Dudley still grapples with that feeling in his own life, even though he’s someone who goes out into nature for a living.
"Even now as an adult I still do not really access land that I’m not 100% sure who the owner is," he says. "I will look for signage before I step onto land."
When he talks about that with white friends, they don't get it.
"They figure if they go on the land and the owner comes out they’ll just explain themselves and everything will go fine," he says. "And as a black man I think, ‘Well first you’ll see the shotgun and then you’ll hear the bullets flying and have to find a way out of that situation.’"
He says that perceived lack of access is the real origin of the old stereotype that black people just aren’t interested in hiking or the woods.
"If people don’t know something exists then maybe that also creates a lack of interest," he says.
When it comes to the Doan Brook gorge, the solution, he says, is just to make it really obvious that it’s a park. As in, open to everyone.
"You really need to put out a welcome mat," he says. "I’m not saying put out a sign, ‘Black people welcome.’ I’m saying, though, do it in a way where the message is communicated, they understand this is a public space and they’re more than welcome."
Having people of color on staff, maintaining and interpreting the park, can also encourage more diversity in vistorship.
Whatever is done, though, it shouldn't be about ‘getting black people to think nature is cool.’
It should be just about making sure everyone has the chance to discover how both stimulating and healing it can be to tramp through fallen leaves.

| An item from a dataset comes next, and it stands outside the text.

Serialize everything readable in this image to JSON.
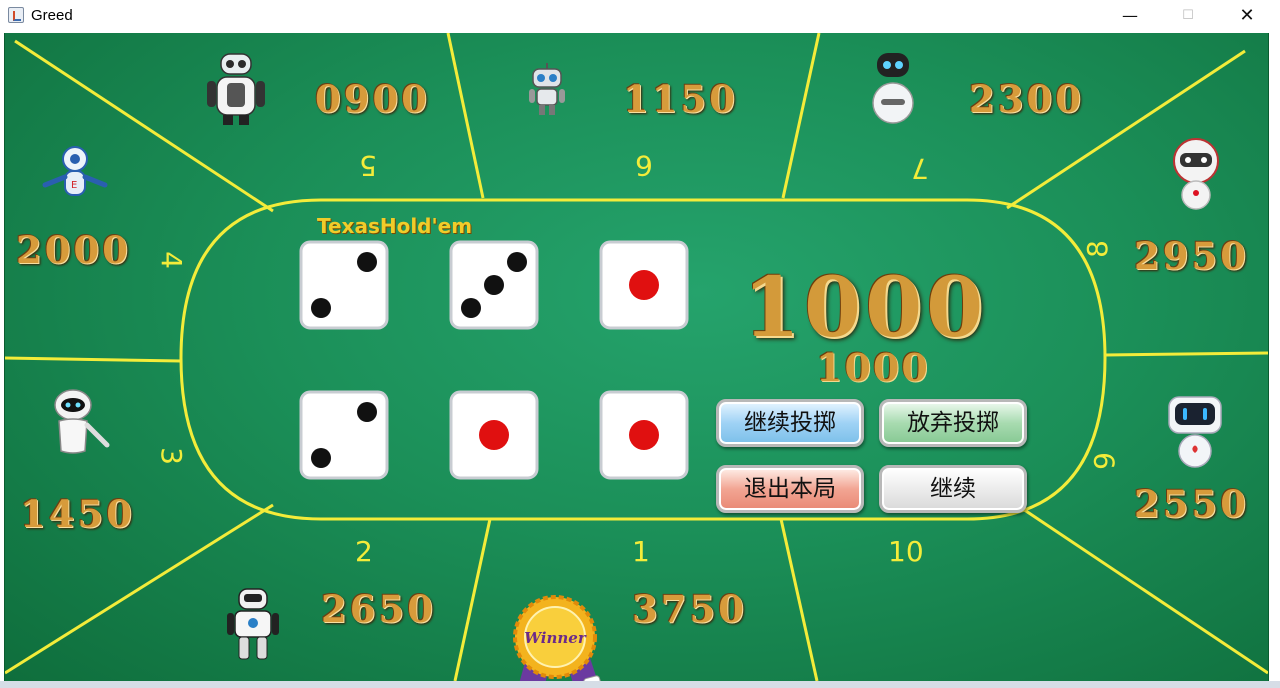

With sun on your skin, and just the sound of birds and water in your ears.
Telling you that your problems - maybe they can be solved. That the world will go on.
That you belong.